Viewing it as an adult who has a more rounded view of cinema and of the oeuvre of the director, I understand the structure of the screenplay of The Birds and how Hitchcock uses the first hour or so to establish time, place, and character.  Without these factors being cemented, the last half of the film wouldn’t work nearly as well because we’d have no idea of the isolation felt by the people fending off flocks of seagulls.  It makes perfect sense to stroll through a curiously event-free 25 minutes before the first angry bird makes its presence known, that way we’ve gotten to know flirty Melanie (Hedren) who has tracked twinkle-eyed Mitch (Taylor) to his weekend retreat in Bodega Bay, California.

Melanie’s arrival appears to coincide with a strange convergence of birds who seem to escalate their assaults rather quickly on the unprepared seaside town.  This allows Hitchcock to stage some masterfully suspenseful scenes, rendered with a mix of live and animatronic birds as well as more that were added in later using a state-of-the-art special effect.  No one is safe in this story, not even the town’s children who become the first targets of a terrifying mob of razor beaked crows.  As the birds continue to destroy Bodega Bay and its residents without any explanation as to why, Melanie winds up with Mitch, his mother Lydia (Jessica Tandy, Still of the Night), and his younger sister Cathy (Veronica Cartwright, Alien) in their remote home far from the town and any true safety.

I still find the film overly talky at points, not so much in the opening when it makes sense but in that final stretch when the momentum should buoyed a bit more.  Hitchcock lets the dramatics of Evan Hunter’s screenplay (Hunter was the pseudonym for popular crime author Ed McBain) be prioritized over sustained suspense which is disappointing considering how truly scary the movie is at times.  Perhaps it was done to give the audience of the time a way to catch their breath but viewed now it comes off like a train that starts to slide back down a hill just as it makes it to the end of a wild ride of twists and turns.  While it did diverge quite significantly from author Daphne du Maurier’s original short story, I think everyone made the right call to tweak it the way they did.  It does have a number of unforgettable images, like a wooden door gradually being pecked away and Hedren’s wild eyes as she is set upon by a swarm of flying evil.

The performances are impressive too, with Hedren one of the more fun “Hitchcock Blondes”; she really earns her paycheck late in the film for a bird attack scene that took a week to film and sent her to the hospital for exhaustion afterward.  Brawny Stewart was never a huge A-lister but he’s a good match of Hedren and the film, though his heavily bronzed face makes him look as old as his mother at times.  Tandy is most remembered for her late in life roles when she played a spry elder so it’s wonderful to watch her forty years before she would win her Best Actress Oscar.  Cartwright and Pleshette have their nice moments but you can’t mention The Birds and not call out the delightfully droll Ethel Griffies as Mrs. Bundy, the natty townslady who just so happens to be an expert on birds.  Her small scene reveals a great deal about the habits of the winged creatures…which is directly contradicted by the unexplained behavior we then witness for the next 60 minutes.

You can see why this is often called the most straight-forward scary film Alfred Hitchcock made because it often pulls no punches when it comes to vicious bird attacks.
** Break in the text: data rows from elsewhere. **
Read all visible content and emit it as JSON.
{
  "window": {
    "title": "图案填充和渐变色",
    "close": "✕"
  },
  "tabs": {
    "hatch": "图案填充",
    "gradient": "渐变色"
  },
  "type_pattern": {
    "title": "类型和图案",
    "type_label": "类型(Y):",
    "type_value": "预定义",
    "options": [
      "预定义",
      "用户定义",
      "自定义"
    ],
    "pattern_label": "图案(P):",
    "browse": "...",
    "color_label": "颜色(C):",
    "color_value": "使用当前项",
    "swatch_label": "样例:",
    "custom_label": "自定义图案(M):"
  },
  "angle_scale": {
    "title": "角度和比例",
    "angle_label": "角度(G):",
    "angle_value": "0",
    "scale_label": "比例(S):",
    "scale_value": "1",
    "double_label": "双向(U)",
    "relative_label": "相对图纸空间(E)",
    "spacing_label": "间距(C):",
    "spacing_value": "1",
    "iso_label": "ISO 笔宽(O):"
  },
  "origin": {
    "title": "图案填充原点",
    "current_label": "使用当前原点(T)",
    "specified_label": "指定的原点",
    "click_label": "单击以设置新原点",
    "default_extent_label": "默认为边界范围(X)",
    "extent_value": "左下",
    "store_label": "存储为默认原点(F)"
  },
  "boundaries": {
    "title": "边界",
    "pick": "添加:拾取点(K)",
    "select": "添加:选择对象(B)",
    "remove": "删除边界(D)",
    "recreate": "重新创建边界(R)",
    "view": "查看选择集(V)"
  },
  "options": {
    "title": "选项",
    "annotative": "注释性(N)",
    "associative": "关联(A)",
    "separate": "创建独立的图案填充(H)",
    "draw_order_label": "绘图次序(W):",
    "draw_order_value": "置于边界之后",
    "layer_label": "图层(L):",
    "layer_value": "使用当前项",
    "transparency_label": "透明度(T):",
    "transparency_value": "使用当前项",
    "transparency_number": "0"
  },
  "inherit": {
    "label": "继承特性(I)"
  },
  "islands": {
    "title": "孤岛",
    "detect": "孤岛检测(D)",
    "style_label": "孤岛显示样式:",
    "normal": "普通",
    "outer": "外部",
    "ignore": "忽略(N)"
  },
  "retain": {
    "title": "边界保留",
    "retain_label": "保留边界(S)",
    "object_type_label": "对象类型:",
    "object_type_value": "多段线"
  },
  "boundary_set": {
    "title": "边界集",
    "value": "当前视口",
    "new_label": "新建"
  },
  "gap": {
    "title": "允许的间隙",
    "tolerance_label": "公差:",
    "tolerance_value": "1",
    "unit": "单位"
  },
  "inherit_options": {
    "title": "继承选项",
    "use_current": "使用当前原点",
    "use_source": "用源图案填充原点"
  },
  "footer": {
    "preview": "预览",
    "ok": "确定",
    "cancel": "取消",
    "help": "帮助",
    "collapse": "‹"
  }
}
I’m sure PETA would have a field day with it now but the live birds look positively horrific flapping about the actors and dive bombing for their fingers and faces.  Though not in 3D, it gives off the effect of it by a constant swirl of movement which is disorienting but not hard to follow.  The director earned the title The Master of Suspense for a reason and The Birds is the movie you can point directly to if anyone questions it.  All they have to do is watch the scene where a murder of crows slowly gathers on a jungle gym behind an unsuspecting Hedren – you can literally feel your heart beating faster.  This is a great option if you’re in the mood for a horror film elevated to the highest level of sophistication.